Wasn’t hazing a thing of the past?

Video shows bizarre hazing ritual at UAlberta

The story sounds like something out of a coming of age college flick: desperate to pledge, students are deprived of sleep, closed into a small, urine-soaked wooden box, and forced to eat their own vomit. All in the name of becoming part of a popular fraternity on campus.

Unfortunately, for a hand full of University of Alberta students, this was allegedly the reality of completing the four-day initiation process to the Delta Kappa Epsilon fraternity. The alleged hazing went beyond an embarrassing experience for these students. It compromised their safety and well being, and begs the question of whether or not the fraternity system needs to undergo some serious changes.

Related: No one wins in campus hazing rituals

Video footage obtained by student newspaper The Gateway, shows the grueling initiation process pledges of the Delta Kappa Epsilon went through in hopes of becoming part of the fraternity in January 2010.

One of the videos shows what one pledge  was subjected to after accidently buying two small cans of beans instead of the one large can the members wanted:  “Do you have a problem following instructions? Because if you do, your life is going to become extremely difficult . . . Do you have a learning disability? Are you retarded?”

The videos progressively get more and more bizarre, according to the Gateway:

“The video also shows the pledges being told to do wall sits, being pressured into taking a bite out of a raw onion, and being pressured into eating raw eggs, to which one brother says, ‘go salmonella.’

Video footage also shows pledges attending an off-campus dinner, where they eat food that is intentionally disgusting and then smoke a cigar as quickly as possible after eating.”

An anonymous source referred to simply as “Joe” in the article explained that after doing this, some pledges get sick and vomit, and are expected to eat it to clear their plates. Joe goes on to describe another hazing method referred to as “the Hilton,” a small wooden box pledges are forced to go into several times during initiation for 15 minutes at a time, which is sometimes covered in ketchup or urinated on beforehand.

This is not first time the DKE fraternity has been in hot water.  The Yale chapter of the prestigious fraternity, that lists George W. Bush as alumni, came under fire recently after fraternity pledges were heard shouting offensive obscenities at women while marching through the campus. A Youtube video surfaced just days before the Gateway story was published showing students shouting chants such as “My name is Jack, I’m a necrophiliac, I (expletive) dead women,” and “no means yes; yes means anal.” Two cases of sexual assault were also reported in late September at two separate fraternity houses at the University of Minnesota including at a Delta Kappa Epsilon house.

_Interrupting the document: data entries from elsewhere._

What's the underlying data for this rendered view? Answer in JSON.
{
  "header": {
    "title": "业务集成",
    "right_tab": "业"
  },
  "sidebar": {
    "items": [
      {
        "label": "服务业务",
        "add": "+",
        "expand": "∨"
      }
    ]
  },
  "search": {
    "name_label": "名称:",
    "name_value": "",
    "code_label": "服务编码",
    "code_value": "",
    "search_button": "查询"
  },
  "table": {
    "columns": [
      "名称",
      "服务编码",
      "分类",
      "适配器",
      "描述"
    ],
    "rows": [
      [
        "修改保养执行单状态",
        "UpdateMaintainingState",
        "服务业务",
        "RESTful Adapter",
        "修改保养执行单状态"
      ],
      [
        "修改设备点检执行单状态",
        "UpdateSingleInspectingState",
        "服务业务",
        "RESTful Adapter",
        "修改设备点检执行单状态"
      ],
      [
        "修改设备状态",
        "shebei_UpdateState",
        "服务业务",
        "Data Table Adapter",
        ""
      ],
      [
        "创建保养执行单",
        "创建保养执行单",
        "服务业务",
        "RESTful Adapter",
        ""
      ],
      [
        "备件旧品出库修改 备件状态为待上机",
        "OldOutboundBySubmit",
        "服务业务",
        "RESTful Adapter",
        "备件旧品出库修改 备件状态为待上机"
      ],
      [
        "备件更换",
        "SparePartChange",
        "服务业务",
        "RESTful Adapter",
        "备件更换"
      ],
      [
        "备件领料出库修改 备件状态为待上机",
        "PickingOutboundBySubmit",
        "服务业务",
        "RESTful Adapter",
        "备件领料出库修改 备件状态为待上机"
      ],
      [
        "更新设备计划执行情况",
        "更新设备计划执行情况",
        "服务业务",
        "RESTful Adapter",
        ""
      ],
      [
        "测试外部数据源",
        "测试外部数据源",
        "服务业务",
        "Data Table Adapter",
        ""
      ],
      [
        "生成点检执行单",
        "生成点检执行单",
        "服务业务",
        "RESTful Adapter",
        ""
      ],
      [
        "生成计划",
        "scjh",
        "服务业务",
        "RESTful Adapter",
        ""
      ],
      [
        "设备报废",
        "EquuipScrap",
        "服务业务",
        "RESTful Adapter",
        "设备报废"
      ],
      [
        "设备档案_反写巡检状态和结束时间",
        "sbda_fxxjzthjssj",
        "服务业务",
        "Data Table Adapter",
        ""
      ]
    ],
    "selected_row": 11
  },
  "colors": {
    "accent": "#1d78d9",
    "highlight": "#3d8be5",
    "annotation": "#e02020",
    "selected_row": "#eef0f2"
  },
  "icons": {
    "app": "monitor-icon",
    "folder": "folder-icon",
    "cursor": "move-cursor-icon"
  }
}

Since the Gateway story was originally released, the U of A has launched an investigation into the allegations, with joint investigations being conducted by the fraternity’s international headquarters and alumni group. More stories also surfaced about the alleged hazing rituals.

While the story is obviously a rare example of a fraternity gone wrong, it is kind of spooky to think that something so alarming could be going on right underneath the noses of a university community. The allegations of hazing at the DKE fraternity at the U of A have done more than just enforce a negative stereotype. As with the cases at Yale and the University of Minnesota, they have brought the whole Greek system into question.

These cases involve more than just an embarrassing prank. They involve the safety and well-being of students.

I agree with Gateway editor in chief Jonn Kmech, who stated that fraternities and sororities are not the problem here, and that the rest of the U of A fraternity and sorority system needs to speak out against these practises in an editorial published shortly after the original article. However, I think that in light of these allegations, these fraternities and sororities need to do more than just openly condemning such actions.

They need to make a conscious effort to prevent such actions from happening again, and demonstrate to the public how they’re doing so. You can condemn an action all you want, but it doesn’t stop it happening over and over again.

The DKE International Risk Management Policy boldly states that the DKE will not condone hazing in any way, along with the acts of sexual abuse and harassment, and use of illegal drugs in their fraternities. Yet it is unclear what methods of accountability DKE has for its fraternities who don’t follow this policy. If it’s unclear in the policy itself, then it’s probably unclear to the several chapters as well what consequences will befall them if they don’t follow it, if any at all.